■ Saved data entries

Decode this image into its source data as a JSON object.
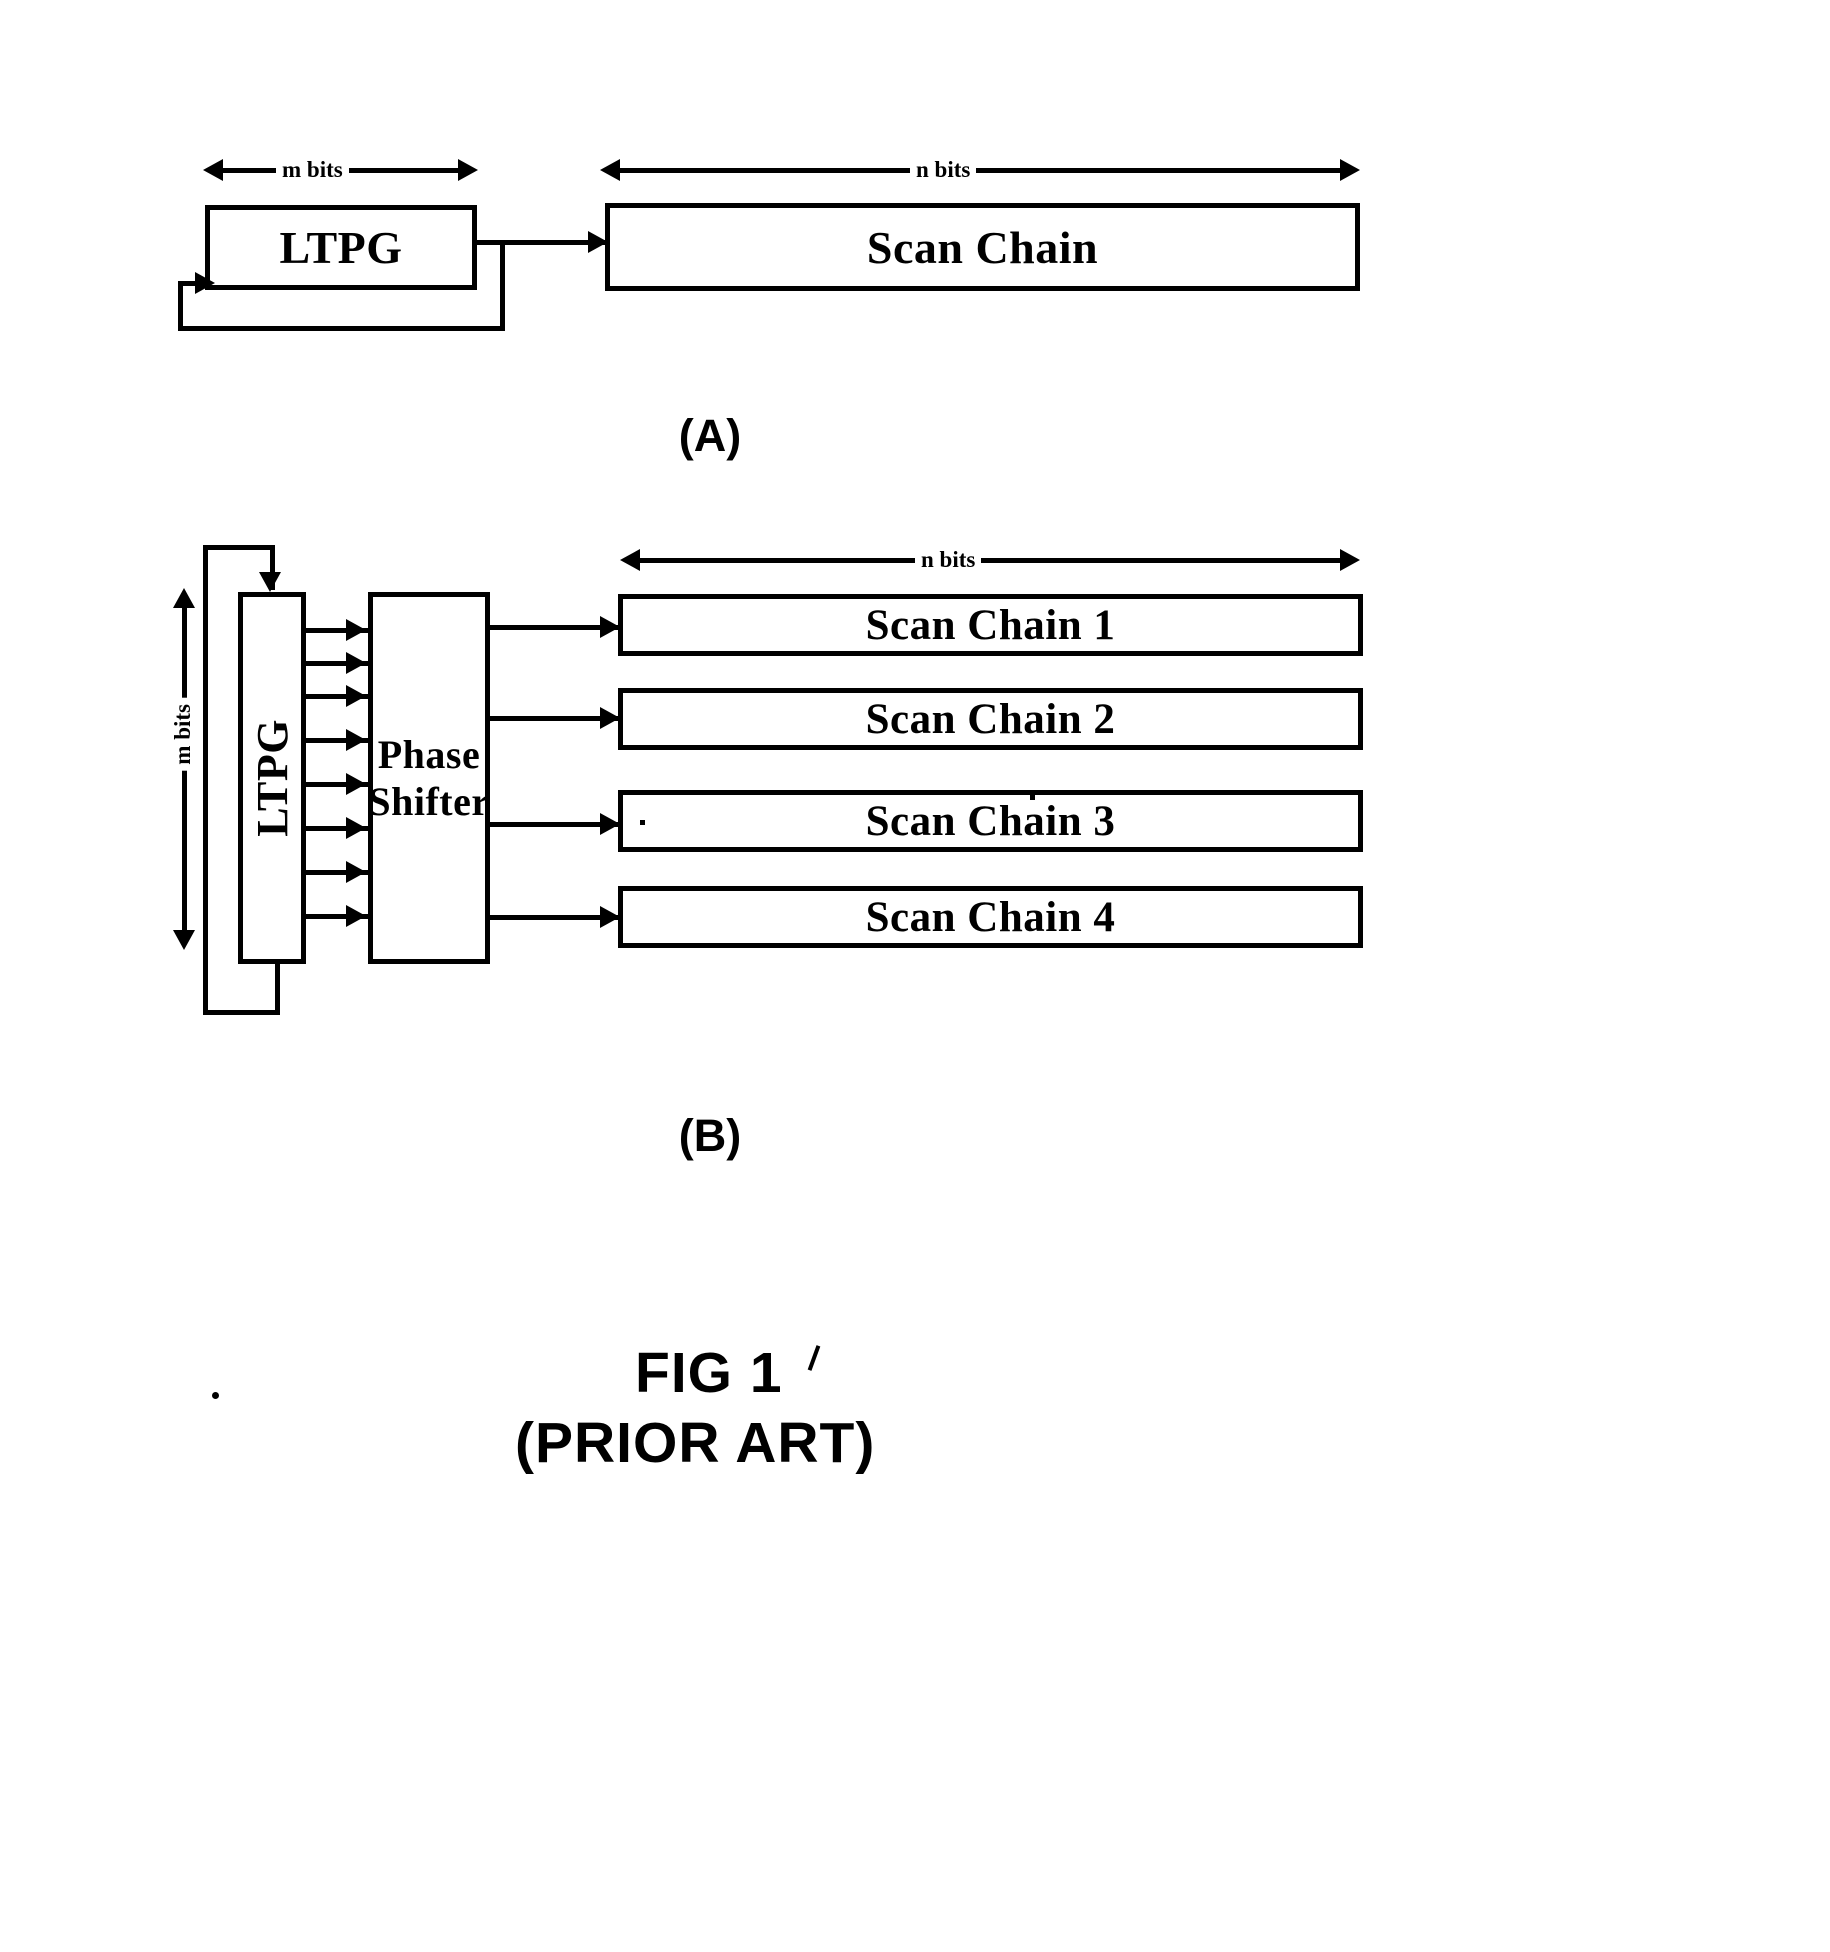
{
  "figure": {
    "title": "FIG 1",
    "subtitle": "(PRIOR ART)",
    "panel_a_caption": "(A)",
    "panel_b_caption": "(B)"
  },
  "panel_a": {
    "dimension_m": "m bits",
    "dimension_n": "n bits",
    "ltpg_label": "LTPG",
    "scan_chain_label": "Scan Chain"
  },
  "panel_b": {
    "dimension_m": "m bits",
    "dimension_n": "n bits",
    "ltpg_label": "LTPG",
    "phase_shifter_line1": "Phase",
    "phase_shifter_line2": "Shifter",
    "scan_chains": [
      {
        "label": "Scan Chain 1"
      },
      {
        "label": "Scan Chain 2"
      },
      {
        "label": "Scan Chain 3"
      },
      {
        "label": "Scan Chain 4"
      }
    ]
  },
  "colors": {
    "ink": "#000000",
    "paper": "#ffffff"
  }
}
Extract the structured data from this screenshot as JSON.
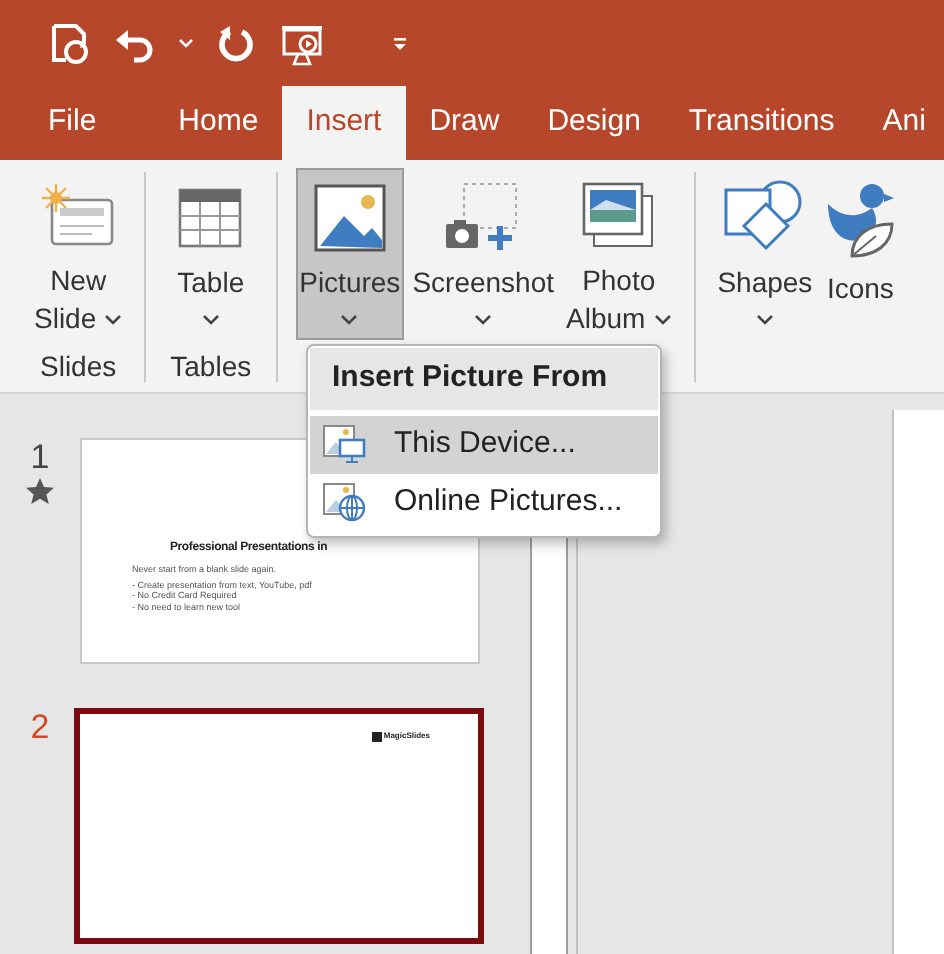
{
  "tabs": [
    {
      "label": "File",
      "selected": false
    },
    {
      "label": "Home",
      "selected": false
    },
    {
      "label": "Insert",
      "selected": true
    },
    {
      "label": "Draw",
      "selected": false
    },
    {
      "label": "Design",
      "selected": false
    },
    {
      "label": "Transitions",
      "selected": false
    },
    {
      "label": "Ani",
      "selected": false
    }
  ],
  "ribbon": {
    "groups": [
      {
        "label": "Slides",
        "buttons": [
          {
            "kind": "new-slide",
            "lines": [
              "New",
              "Slide"
            ],
            "dropdown": true,
            "selected": false
          }
        ]
      },
      {
        "label": "Tables",
        "buttons": [
          {
            "kind": "table",
            "lines": [
              "Table"
            ],
            "dropdown": true,
            "selected": false
          }
        ]
      },
      {
        "buttons": [
          {
            "kind": "pictures",
            "lines": [
              "Pictures"
            ],
            "dropdown": true,
            "selected": true
          },
          {
            "kind": "screenshot",
            "lines": [
              "Screenshot"
            ],
            "dropdown": true,
            "selected": false
          },
          {
            "kind": "photo-album",
            "lines": [
              "Photo",
              "Album"
            ],
            "dropdown": true,
            "selected": false
          }
        ]
      },
      {
        "buttons": [
          {
            "kind": "shapes",
            "lines": [
              "Shapes"
            ],
            "dropdown": true,
            "selected": false
          },
          {
            "kind": "icons",
            "lines": [
              "Icons"
            ],
            "dropdown": false,
            "selected": false
          }
        ]
      }
    ]
  },
  "menu": {
    "header": "Insert Picture From",
    "items": [
      {
        "kind": "device",
        "label": "This Device...",
        "selected": true
      },
      {
        "kind": "online",
        "label": "Online Pictures...",
        "selected": false
      }
    ]
  },
  "slides": [
    {
      "number": "1",
      "animated": true,
      "selected": false,
      "title": "Professional Presentations in",
      "intro": "Never start from a blank slide again.",
      "bullets": [
        "- Create presentation from text, YouTube, pdf",
        "- No Credit Card Required",
        "- No need to learn new tool"
      ]
    },
    {
      "number": "2",
      "animated": false,
      "selected": true,
      "logo": "MagicSlides"
    }
  ]
}
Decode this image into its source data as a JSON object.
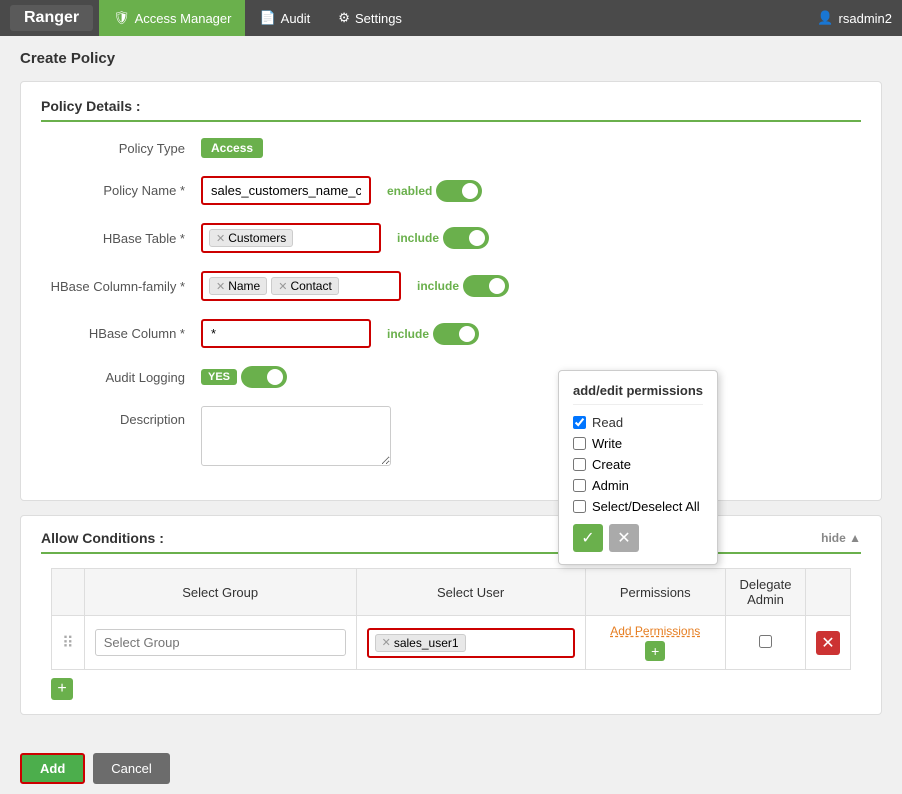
{
  "app": {
    "brand": "Ranger",
    "nav_items": [
      {
        "label": "Access Manager",
        "icon": "shield",
        "active": true
      },
      {
        "label": "Audit",
        "icon": "doc"
      },
      {
        "label": "Settings",
        "icon": "gear"
      }
    ],
    "user": "rsadmin2"
  },
  "page": {
    "title": "Create Policy"
  },
  "policy_details": {
    "section_label": "Policy Details :",
    "policy_type_label": "Policy Type",
    "policy_type_badge": "Access",
    "policy_name_label": "Policy Name *",
    "policy_name_value": "sales_customers_name_contact",
    "policy_name_toggle": "enabled",
    "hbase_table_label": "HBase Table *",
    "hbase_table_tag": "Customers",
    "hbase_table_toggle": "include",
    "hbase_colFamily_label": "HBase Column-family *",
    "hbase_col1_tag": "Name",
    "hbase_col2_tag": "Contact",
    "hbase_colFamily_toggle": "include",
    "hbase_column_label": "HBase Column *",
    "hbase_column_value": "*",
    "hbase_column_toggle": "include",
    "audit_label": "Audit Logging",
    "audit_yes": "YES",
    "description_label": "Description"
  },
  "allow_conditions": {
    "section_label": "Allow Conditions :",
    "hide_label": "hide ▲",
    "col_select_group": "Select Group",
    "col_select_user": "Select User",
    "col_permissions": "Permissions",
    "col_delegate_admin": "Delegate Admin",
    "row": {
      "group_placeholder": "Select Group",
      "user_tag": "sales_user1",
      "add_permissions": "Add Permissions"
    }
  },
  "popup": {
    "title": "add/edit permissions",
    "items": [
      {
        "label": "Read",
        "checked": true
      },
      {
        "label": "Write",
        "checked": false
      },
      {
        "label": "Create",
        "checked": false
      },
      {
        "label": "Admin",
        "checked": false
      },
      {
        "label": "Select/Deselect All",
        "checked": false
      }
    ],
    "confirm_icon": "✓",
    "cancel_icon": "✕"
  },
  "buttons": {
    "add": "Add",
    "cancel": "Cancel"
  }
}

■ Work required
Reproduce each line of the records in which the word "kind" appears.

■ Your response
            "kind": "new-slide",
            "kind": "table",
            "kind": "pictures",
            "kind": "screenshot",
            "kind": "photo-album",
            "kind": "shapes",
            "kind": "icons",
        "kind": "device",
        "kind": "online",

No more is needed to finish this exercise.